┌────────

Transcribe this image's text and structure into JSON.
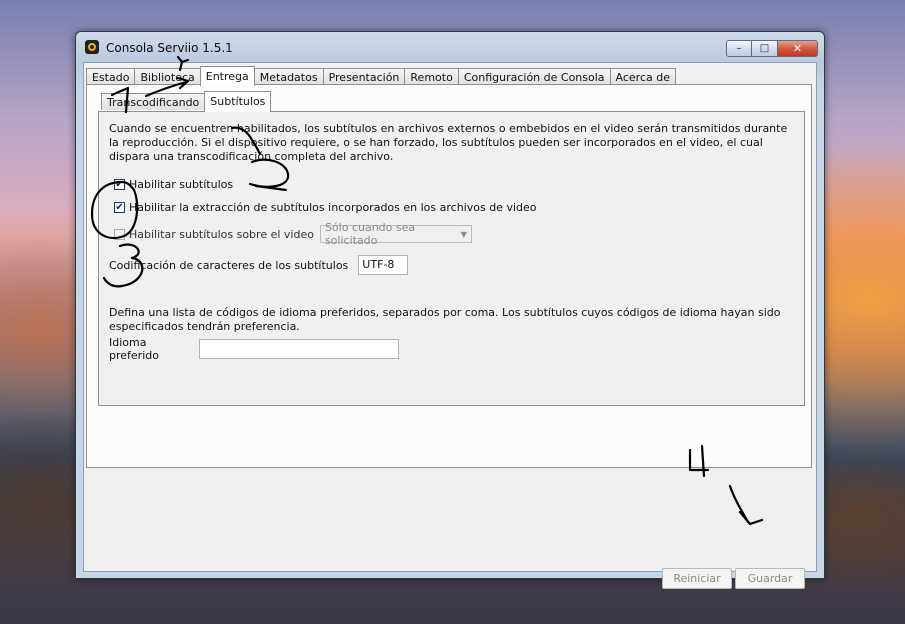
{
  "window": {
    "title": "Consola Serviio 1.5.1",
    "controls": {
      "minimize": "–",
      "maximize": "□",
      "close": "✕"
    }
  },
  "main_tabs": [
    {
      "label": "Estado"
    },
    {
      "label": "Biblioteca"
    },
    {
      "label": "Entrega"
    },
    {
      "label": "Metadatos"
    },
    {
      "label": "Presentación"
    },
    {
      "label": "Remoto"
    },
    {
      "label": "Configuración de Consola"
    },
    {
      "label": "Acerca de"
    }
  ],
  "sub_tabs": [
    {
      "label": "Transcodificando"
    },
    {
      "label": "Subtítulos"
    }
  ],
  "subtitles": {
    "description": "Cuando se encuentren habilitados, los subtítulos en archivos externos o embebidos en el video serán transmitidos durante la reproducción. Si el dispositivo requiere, o se han forzado, los subtítulos pueden ser incorporados en el video, el cual dispara una transcodificación completa del archivo.",
    "enable_subtitles": {
      "label": "Habilitar subtítulos",
      "checked": true
    },
    "enable_extraction": {
      "label": "Habilitar la extracción de subtítulos incorporados en los archivos de video",
      "checked": true
    },
    "burn_subtitles": {
      "label": "Habilitar subtítulos sobre el video",
      "checked": false,
      "option": "Sólo cuando sea solicitado"
    },
    "encoding": {
      "label": "Codificación de caracteres de los subtítulos",
      "value": "UTF-8"
    },
    "language_description": "Defina una lista de códigos de idioma preferidos, separados por coma. Los subtítulos cuyos códigos de idioma hayan sido especificados tendrán preferencia.",
    "preferred_language": {
      "label": "Idioma preferido",
      "value": ""
    }
  },
  "buttons": {
    "reset": "Reiniciar",
    "save": "Guardar"
  },
  "annotations": {
    "n1": "1",
    "n2": "2",
    "n3": "3",
    "n4": "4"
  }
}
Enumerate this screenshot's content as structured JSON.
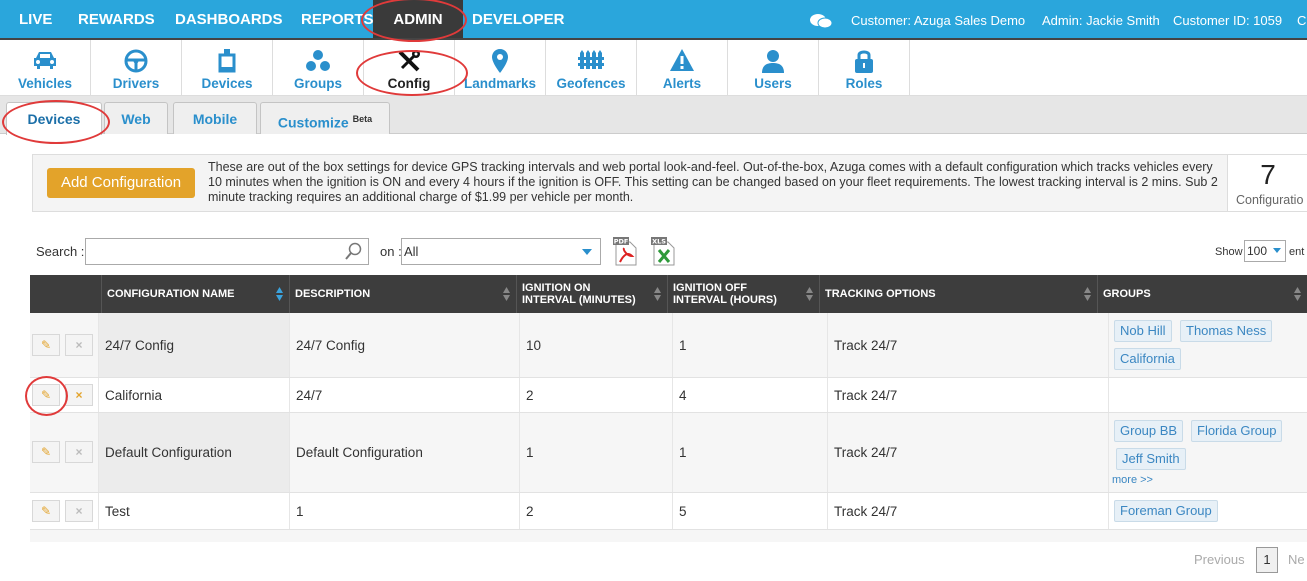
{
  "topnav": {
    "items": [
      "LIVE",
      "REWARDS",
      "DASHBOARDS",
      "REPORTS",
      "ADMIN",
      "DEVELOPER"
    ],
    "customer": "Customer: Azuga Sales Demo",
    "admin": "Admin: Jackie Smith",
    "customer_id": "Customer ID: 1059",
    "overflow_char": "C"
  },
  "toolbar": {
    "items": [
      "Vehicles",
      "Drivers",
      "Devices",
      "Groups",
      "Config",
      "Landmarks",
      "Geofences",
      "Alerts",
      "Users",
      "Roles"
    ],
    "active": "Config"
  },
  "subtabs": {
    "items": [
      "Devices",
      "Web",
      "Mobile",
      "Customize"
    ],
    "beta": "Beta"
  },
  "info": {
    "add_button": "Add Configuration",
    "text": "These are out of the box settings for device GPS tracking intervals and web portal look-and-feel. Out-of-the-box, Azuga comes with a default configuration which tracks vehicles every 10 minutes when the ignition is ON and every 4 hours if the ignition is OFF. This setting can be changed based on your fleet requirements. The lowest tracking interval is 2 mins. Sub 2 minute tracking requires an additional charge of $1.99 per vehicle per month.",
    "count": "7",
    "count_label": "Configuratio"
  },
  "search": {
    "label": "Search :",
    "value": "",
    "on_label": "on :",
    "on_value": "All",
    "pdf_label": "PDF",
    "xls_label": "XLS",
    "show_label": "Show",
    "show_value": "100",
    "entries_label": "ent"
  },
  "table": {
    "columns": [
      "CONFIGURATION NAME",
      "DESCRIPTION",
      "IGNITION ON INTERVAL (MINUTES)",
      "IGNITION OFF INTERVAL (HOURS)",
      "TRACKING OPTIONS",
      "GROUPS"
    ],
    "rows": [
      {
        "name": "24/7 Config",
        "description": "24/7 Config",
        "on": "10",
        "off": "1",
        "tracking": "Track 24/7",
        "groups": [
          "Nob Hill",
          "Thomas Ness",
          "California"
        ],
        "more": ""
      },
      {
        "name": "California",
        "description": "24/7",
        "on": "2",
        "off": "4",
        "tracking": "Track 24/7",
        "groups": [],
        "more": ""
      },
      {
        "name": "Default Configuration",
        "description": "Default Configuration",
        "on": "1",
        "off": "1",
        "tracking": "Track 24/7",
        "groups": [
          "Group BB",
          "Florida Group",
          "Jeff Smith"
        ],
        "more": "more >>"
      },
      {
        "name": "Test",
        "description": "1",
        "on": "2",
        "off": "5",
        "tracking": "Track 24/7",
        "groups": [
          "Foreman Group"
        ],
        "more": ""
      }
    ],
    "edit_icon": "pencil-icon",
    "delete_glyph": "×"
  },
  "pager": {
    "previous": "Previous",
    "page": "1",
    "next": "Ne"
  },
  "colors": {
    "nav": "#2aa6dc",
    "accent": "#e3a32a",
    "link": "#2a8fcc",
    "annotation": "#e03a3a"
  }
}
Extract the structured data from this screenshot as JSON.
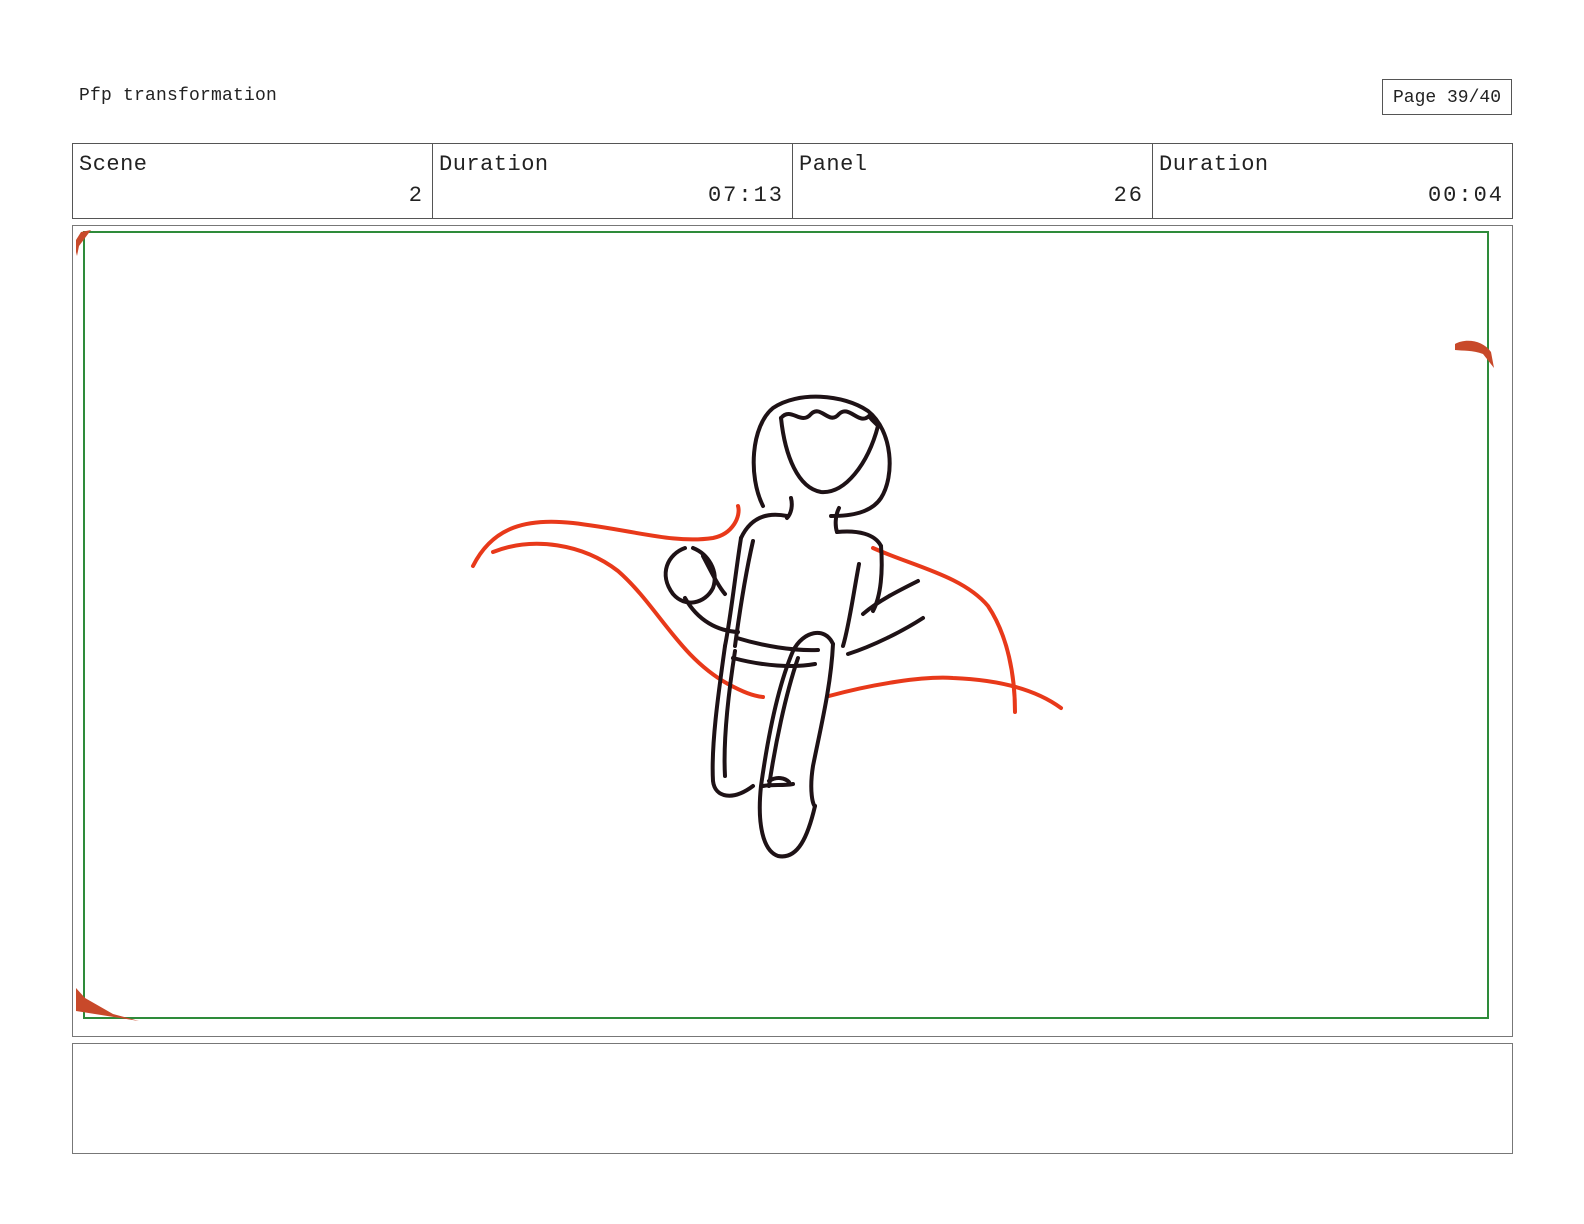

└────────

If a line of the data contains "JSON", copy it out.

▶ _Answer below_:
Transcribe this image's text and structure into JSON.
Enumerate this screenshot's content as structured JSON.
Extract the structured data from this screenshot as JSON.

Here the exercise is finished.